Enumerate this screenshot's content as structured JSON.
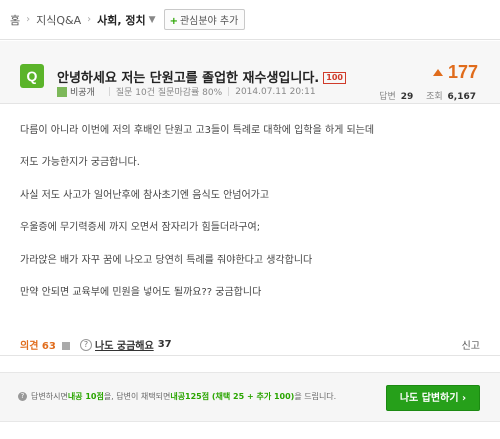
{
  "breadcrumb": {
    "home": "홈",
    "category": "지식Q&A",
    "current": "사회, 정치",
    "add_interest": "관심분야 추가"
  },
  "question": {
    "icon_letter": "Q",
    "title": "안녕하세요 저는 단원고를 졸업한 재수생입니다.",
    "bounty_badge": "100",
    "author": "비공개",
    "asker_info": "질문 10건 질문마감률 80%",
    "date": "2014.07.11 20:11",
    "score": "177",
    "answers_label": "답변",
    "answers_count": "29",
    "views_label": "조회",
    "views_count": "6,167"
  },
  "body": {
    "lines": [
      "다름이 아니라 이번에 저의 후배인 단원고 고3들이 특례로 대학에 입학을 하게 되는데",
      "저도 가능한지가 궁금합니다.",
      "사실 저도 사고가 일어난후에 참사초기엔 음식도 안넘어가고",
      "우울증에 무기력증세 까지 오면서 잠자리가 힘들더라구여;",
      "가라앉은 배가 자꾸 꿈에 나오고 당연히 특례를 줘야한다고 생각합니다",
      "만약 안되면 교육부에 민원을 넣어도 될까요?? 궁금합니다"
    ]
  },
  "actions": {
    "opinion_label": "의견",
    "opinion_count": "63",
    "metoo_label": "나도 궁금해요",
    "metoo_count": "37",
    "report_label": "신고"
  },
  "footer": {
    "text_1": "답변하시면 ",
    "points_1": "내공 10점",
    "text_2": "을, 답변이 채택되면 ",
    "points_2": "내공125점 (채택 25 + 추가 100)",
    "text_3": "을 드립니다.",
    "answer_button": "나도 답변하기 ›"
  },
  "colors": {
    "accent_green": "#26a01a",
    "score_orange": "#e06c1c",
    "q_icon_green": "#5bb42a"
  }
}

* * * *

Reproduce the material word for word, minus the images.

## ANSWER
Enumerate this screenshot's content as structured JSON.
{
  "breadcrumb": {
    "home": "홈",
    "category": "지식Q&A",
    "current": "사회, 정치",
    "add_interest": "관심분야 추가"
  },
  "question": {
    "icon_letter": "Q",
    "title": "안녕하세요 저는 단원고를 졸업한 재수생입니다.",
    "bounty_badge": "100",
    "author": "비공개",
    "asker_info": "질문 10건 질문마감률 80%",
    "date": "2014.07.11 20:11",
    "score": "177",
    "answers_label": "답변",
    "answers_count": "29",
    "views_label": "조회",
    "views_count": "6,167"
  },
  "body": {
    "lines": [
      "다름이 아니라 이번에 저의 후배인 단원고 고3들이 특례로 대학에 입학을 하게 되는데",
      "저도 가능한지가 궁금합니다.",
      "사실 저도 사고가 일어난후에 참사초기엔 음식도 안넘어가고",
      "우울증에 무기력증세 까지 오면서 잠자리가 힘들더라구여;",
      "가라앉은 배가 자꾸 꿈에 나오고 당연히 특례를 줘야한다고 생각합니다",
      "만약 안되면 교육부에 민원을 넣어도 될까요?? 궁금합니다"
    ]
  },
  "actions": {
    "opinion_label": "의견",
    "opinion_count": "63",
    "metoo_label": "나도 궁금해요",
    "metoo_count": "37",
    "report_label": "신고"
  },
  "footer": {
    "text_1": "답변하시면 ",
    "points_1": "내공 10점",
    "text_2": "을, 답변이 채택되면 ",
    "points_2": "내공125점 (채택 25 + 추가 100)",
    "text_3": "을 드립니다.",
    "answer_button": "나도 답변하기 ›"
  },
  "colors": {
    "accent_green": "#26a01a",
    "score_orange": "#e06c1c",
    "q_icon_green": "#5bb42a"
  }
}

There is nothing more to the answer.